Best Affordable Fall Foliage Towns
Gene Ahrens / Alamy
Petersham is a quiet village in Central Massachusetts with all the requirements of a quintessential New England town: central green, main street with 19th-century clapboard houses, white-steepled church, general store. And it’s surrounded by dense forest that explodes into red, orange, and yellow come late September.
What it doesn’t have is tour buses and high prices. Instead, there’s the Inn at Clamber Hill, a five-room bed-and-breakfast where a double room in fall high season runs a reasonable $169.

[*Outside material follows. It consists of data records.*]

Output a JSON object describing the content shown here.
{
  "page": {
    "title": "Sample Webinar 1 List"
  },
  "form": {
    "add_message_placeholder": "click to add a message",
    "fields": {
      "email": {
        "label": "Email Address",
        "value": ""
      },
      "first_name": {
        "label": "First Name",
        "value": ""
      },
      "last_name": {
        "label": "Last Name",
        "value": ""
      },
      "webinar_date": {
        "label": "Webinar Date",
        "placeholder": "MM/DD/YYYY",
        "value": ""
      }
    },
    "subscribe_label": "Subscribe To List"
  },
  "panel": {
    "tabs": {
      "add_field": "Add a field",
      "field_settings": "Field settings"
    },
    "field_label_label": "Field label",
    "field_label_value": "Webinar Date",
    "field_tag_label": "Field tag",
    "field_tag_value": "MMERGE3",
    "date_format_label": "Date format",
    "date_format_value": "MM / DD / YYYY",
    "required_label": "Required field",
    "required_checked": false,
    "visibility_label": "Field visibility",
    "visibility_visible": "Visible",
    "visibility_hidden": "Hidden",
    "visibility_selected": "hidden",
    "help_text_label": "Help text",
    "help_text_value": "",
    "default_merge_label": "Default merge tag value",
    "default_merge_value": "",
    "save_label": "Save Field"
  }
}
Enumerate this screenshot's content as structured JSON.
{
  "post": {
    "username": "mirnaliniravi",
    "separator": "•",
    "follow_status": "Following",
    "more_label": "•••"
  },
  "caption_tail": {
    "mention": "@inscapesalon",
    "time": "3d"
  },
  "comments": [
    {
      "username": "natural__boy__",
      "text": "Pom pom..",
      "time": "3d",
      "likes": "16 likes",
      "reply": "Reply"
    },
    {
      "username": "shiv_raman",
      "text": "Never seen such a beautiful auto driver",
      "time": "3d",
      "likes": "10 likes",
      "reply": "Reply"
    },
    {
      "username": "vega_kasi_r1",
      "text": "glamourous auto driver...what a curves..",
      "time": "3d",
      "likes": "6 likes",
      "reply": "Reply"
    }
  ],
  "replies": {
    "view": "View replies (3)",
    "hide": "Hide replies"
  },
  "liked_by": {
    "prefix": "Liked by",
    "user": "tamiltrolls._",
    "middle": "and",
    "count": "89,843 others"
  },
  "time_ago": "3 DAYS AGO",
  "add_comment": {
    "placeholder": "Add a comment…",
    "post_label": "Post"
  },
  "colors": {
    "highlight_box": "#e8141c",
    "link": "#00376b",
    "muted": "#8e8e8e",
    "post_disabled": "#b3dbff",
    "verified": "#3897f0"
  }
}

Petersham is not alone. It’s still possible to find small towns that aren’t crawling with camera-toting gawkers or have outrageously expensive hotels that have hiked up their prices to cash in on the all-too-brief foliage season.
We scoured the country to find some delightful small towns, places where it won’t cost a fortune to spend an autumn weekend. Many of these towns feature small inns or bed-and-breakfasts that offer good value and a central base for your foliage adventures. These are places where you can sit on a porch rocker and breathe the cool country air, and where a filling breakfast sends you out the door for a day of exploration.
Middlesboro, KY, for example, has a historic downtown and is the gateway to the Cumberland Gap. From mid- to late October, the colors peak on the surrounding sugar maples, beech, birch, and basswood trees. And the Cumberland Manor Bed and Breakfast, a grand Victorian home dating from 1890, has double rooms with breakfast that start at just $99.
Even Arizona, better known for its desert climate, offers the tiny aerie of Alpine, set at 8,000 feet and considered the Switzerland of the state. And the area’s colorful aspen and oak trees make a pretty compelling argument. Seclude yourself at the Hannagan Meadow Lodge, set at 9,100 feet in the Apache-Sitgreaves National Forest, where doubles start at $65.
As with every year, some basic color-viewing suggestions can make your fall journey even better. While car touring is the classic way of appreciating the changing season, consider traveling under your own power. Many of these locales offer superb hiking trails and mountain-biking trails. They also offer untrafficked roads in many cases, where you can ride a road bike at your own pace, slow down, stop at farm stands, and really appreciate the colors.
Of course, finding the season’s elusive peak—that annual ritual of predicting color progression and “leaf drop”—is far from an exact science. In general, a succession of warm, sunny days and cool, crisp nights (but not frost) is what seems to bring out the most spectacular color displays.
The best thing to do is check out the state tourism boards’ websites for information on how the colors are progressing. But you’d be well advised to book now and to go midweek if you truly want the winding country roads to yourself.